• Task prompt: Would you please return every line from the listing that contains the word "icon"?

• Input:
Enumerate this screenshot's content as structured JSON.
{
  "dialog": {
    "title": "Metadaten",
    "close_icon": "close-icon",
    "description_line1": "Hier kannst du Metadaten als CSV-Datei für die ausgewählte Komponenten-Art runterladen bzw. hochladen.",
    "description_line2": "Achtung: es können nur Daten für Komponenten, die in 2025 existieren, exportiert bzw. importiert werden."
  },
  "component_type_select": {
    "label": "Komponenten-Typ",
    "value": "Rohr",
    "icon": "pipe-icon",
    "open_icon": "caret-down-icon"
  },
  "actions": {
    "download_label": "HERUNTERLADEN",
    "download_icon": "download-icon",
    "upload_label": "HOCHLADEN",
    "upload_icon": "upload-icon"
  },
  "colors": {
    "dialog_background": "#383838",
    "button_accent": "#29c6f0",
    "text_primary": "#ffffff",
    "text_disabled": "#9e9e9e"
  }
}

• Output for this exercise:
    "close_icon": "close-icon",
    "icon": "pipe-icon",
    "open_icon": "caret-down-icon"
    "download_icon": "download-icon",
    "upload_icon": "upload-icon"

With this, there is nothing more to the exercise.